◆ **TASK**:
Wherever a picture appears in the listing below, leave it out and reproduce the rest exactly.

◆ **RECORDS**:
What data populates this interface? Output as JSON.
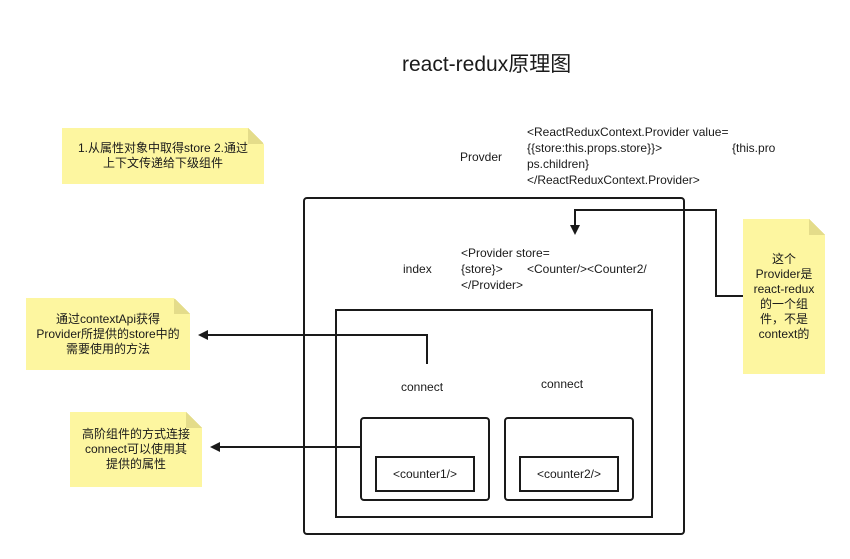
{
  "title": "react-redux原理图",
  "notes": {
    "store_note": "1.从属性对象中取得store 2.通过上下文传递给下级组件",
    "context_api_note": "通过contextApi获得Provider所提供的store中的需要使用的方法",
    "hoc_note": "高阶组件的方式连接connect可以使用其提供的属性",
    "provider_note": "这个Provider是react-redux的一个组件，不是context的"
  },
  "provider": {
    "label": "Provder",
    "code_line1": "<ReactReduxContext.Provider value=",
    "code_line2": "{{store:this.props.store}}>",
    "code_line2b": "{this.pro",
    "code_line3": "ps.children}",
    "code_line4": "</ReactReduxContext.Provider>"
  },
  "index": {
    "label": "index",
    "code_line1": "<Provider store=",
    "code_line2": "{store}>",
    "code_line2b": "<Counter/><Counter2/",
    "code_line3": "</Provider>"
  },
  "connect_left": "connect",
  "connect_right": "connect",
  "counter1": "<counter1/>",
  "counter2": "<counter2/>",
  "colors": {
    "note_bg": "#fdf6a0",
    "line": "#1a1a1a"
  }
}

◆ **ANSWER FOR THE TASK**:
What data populates this interface? Output as JSON.
{
  "title": "react-redux原理图",
  "notes": {
    "store_note": "1.从属性对象中取得store 2.通过上下文传递给下级组件",
    "context_api_note": "通过contextApi获得Provider所提供的store中的需要使用的方法",
    "hoc_note": "高阶组件的方式连接connect可以使用其提供的属性",
    "provider_note": "这个Provider是react-redux的一个组件，不是context的"
  },
  "provider": {
    "label": "Provder",
    "code_line1": "<ReactReduxContext.Provider value=",
    "code_line2": "{{store:this.props.store}}>",
    "code_line2b": "{this.pro",
    "code_line3": "ps.children}",
    "code_line4": "</ReactReduxContext.Provider>"
  },
  "index": {
    "label": "index",
    "code_line1": "<Provider store=",
    "code_line2": "{store}>",
    "code_line2b": "<Counter/><Counter2/",
    "code_line3": "</Provider>"
  },
  "connect_left": "connect",
  "connect_right": "connect",
  "counter1": "<counter1/>",
  "counter2": "<counter2/>",
  "colors": {
    "note_bg": "#fdf6a0",
    "line": "#1a1a1a"
  }
}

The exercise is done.